Captured in the hallways, Benjamin is shot and tortured by Mrs. Coulter and her daemon. But he finds a way out — by throwing himself down the elevator shaft. In that moment, Mrs. Coulter is the angriest I think we’ve seen her and through that anger she becomes more detached from herself.
When she rises from the floor, we see her walk away from the elevator doors and her monkey is nowhere to be found. She is utterly alone, as Fadar Coram describes her, completely discontented with herself. Echoing the scenes earlier in the episode where she sends the spy flies after Lyra, Mrs. Coulter only feels some form of emotional rise when she is inches from death.
Her daemon watches her toy with their lives through a windowpane; he is confused and not sure what is going on, something I bet he has felt quite a lot. Watching him jump when she stumbles along the balcony is heartbreaking, even for someone who grew up with complete disdain for this creature. Thanks for keeping my emotions on high alert, His Dark Materials.
The symbolism of Benjamin’s death is not going to be the last time that Lyra must bear the weight of what the alethiometer reveals to her, but as first tries go, things are not off to a positive start.
Hopefully, the wind and witches will be on their side as we finally (FINALLY) get to Trollesund.

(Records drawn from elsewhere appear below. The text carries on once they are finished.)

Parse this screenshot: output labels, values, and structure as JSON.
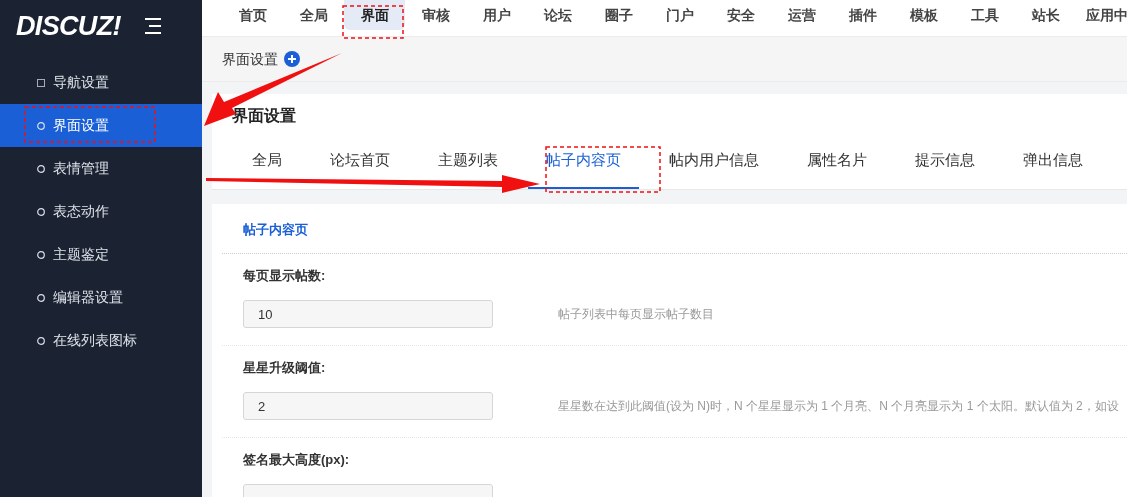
{
  "logo": "DISCUZ!",
  "top_nav": [
    {
      "label": "首页",
      "selected": false
    },
    {
      "label": "全局",
      "selected": false
    },
    {
      "label": "界面",
      "selected": true
    },
    {
      "label": "审核",
      "selected": false
    },
    {
      "label": "用户",
      "selected": false
    },
    {
      "label": "论坛",
      "selected": false
    },
    {
      "label": "圈子",
      "selected": false
    },
    {
      "label": "门户",
      "selected": false
    },
    {
      "label": "安全",
      "selected": false
    },
    {
      "label": "运营",
      "selected": false
    },
    {
      "label": "插件",
      "selected": false
    },
    {
      "label": "模板",
      "selected": false
    },
    {
      "label": "工具",
      "selected": false
    },
    {
      "label": "站长",
      "selected": false
    },
    {
      "label": "应用中",
      "selected": false
    }
  ],
  "breadcrumb": "界面设置",
  "sidebar": {
    "items": [
      {
        "label": "导航设置",
        "kind": "square",
        "selected": false
      },
      {
        "label": "界面设置",
        "kind": "circle",
        "selected": true
      },
      {
        "label": "表情管理",
        "kind": "circle",
        "selected": false
      },
      {
        "label": "表态动作",
        "kind": "circle",
        "selected": false
      },
      {
        "label": "主题鉴定",
        "kind": "circle",
        "selected": false
      },
      {
        "label": "编辑器设置",
        "kind": "circle",
        "selected": false
      },
      {
        "label": "在线列表图标",
        "kind": "circle",
        "selected": false
      }
    ]
  },
  "panel": {
    "title": "界面设置",
    "tabs": [
      {
        "label": "全局",
        "selected": false
      },
      {
        "label": "论坛首页",
        "selected": false
      },
      {
        "label": "主题列表",
        "selected": false
      },
      {
        "label": "帖子内容页",
        "selected": true
      },
      {
        "label": "帖内用户信息",
        "selected": false
      },
      {
        "label": "属性名片",
        "selected": false
      },
      {
        "label": "提示信息",
        "selected": false
      },
      {
        "label": "弹出信息",
        "selected": false
      }
    ],
    "section_title": "帖子内容页",
    "settings": [
      {
        "label": "每页显示帖数:",
        "value": "10",
        "hint": "帖子列表中每页显示帖子数目"
      },
      {
        "label": "星星升级阈值:",
        "value": "2",
        "hint": "星星数在达到此阈值(设为 N)时，N 个星星显示为 1 个月亮、N 个月亮显示为 1 个太阳。默认值为 2，如设"
      },
      {
        "label": "签名最大高度(px):"
      }
    ]
  }
}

- Ma Costa describes Mrs. Coulter as being “broken with the shame of it all,” following Asriel’s murder of her husband Ed Coulter. Without a child or a husband, it’s hard to imagine what Mrs. Coulter went through during that time. It’s less hard to piece together how her semblance of control crumbles to pieces when the law intervenes in her life yet again, and her family begins to slip through her fingers. I’m not saying kidnapping children to run experiments is right. I’m just saying the woman’s been through it.
- Did you see the monkey’s face when that hawk disappeared after a suicide? I mean… if you think Mrs. Coulter has been through some stuff…This is also compounded by the moment right after, when Mrs. Coulter walks down the hall and the monkey is no where to be seen.
- Of note: In the book, there is only one spy fly.
- Ma Costa following the guards around with a picture of Billy was crushing. But that scented wood trick from the book, though not noted here, did hide Lyra well.
- There is so much emphasis on what acts are motivated by. Lyra is constantly being told she is wanted in this episode, and I think she is starting to take it in stride.
- MY BOY, IOREK BYRNISON, IS FINALLY HERE!
His Dark Materials season 1, episode 4, “Armour,” airs Monday, November 25 at 9:00 p.m. ET on HBO.